The results from this study of electronic commerce investment announcements generally support the conclusion that the market attributes a positive value to such investments. These announcements were associated with an average cumulative excess return of 1.63 percent over days −10 to day 0. This excess return is comparable to excess returns reported in previous event studies discussed earlier, which considered investments in information technology and new products. It is significantly below the 9.5 percent excess return reported by Subramani and Walden (2001) for conventional firms. But this is hardly surprising, given that their sample consists of announcements made during one quarter when returns on technology stocks were unusually high. However, the results do not show that innovative investments in electronic commerce are associated with positive abnormal returns for the firms making these investment decisions. On average, the market expects these projects to earn a normal return on investment. This result is likely due to the capital market believing that innovative electronic commerce projects are easily replicable and consequently have little, if any, competitive advantage period.

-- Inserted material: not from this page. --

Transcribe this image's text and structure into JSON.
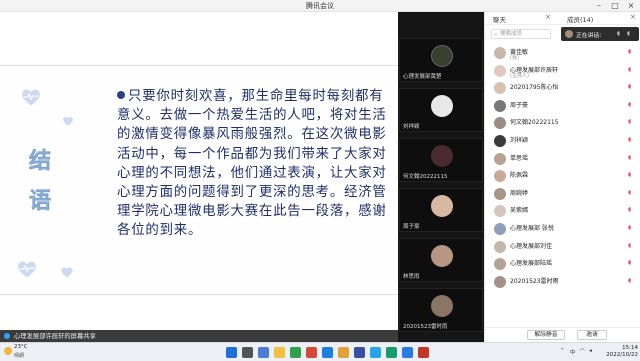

While Dos Santos et al. (1993) report excess returns of 1 percent to innovative investments in IT in the 1980s, we make the case that electronic commerce investments made during the subsequent decade are likely to provide relatively lower benefits to first movers, sufficient to reduce average excess returns to zero. The results support our proposition that the market values investments in noninnovative electronic commerce projects and, in doing so, provides some evidence that these types of investments are seen as being consistent with a firm's information technology capabilities. These results are consistent with the resource-based theory of the firm. That is, these noninnovative investments in electronic commerce are likely to be aligned with the interests or incentives of existing coalitions. In essence, firm value is enhanced through these investments that rely on existing information technology capabilities with less risk than innovative investments—they build on already established and stable alliances.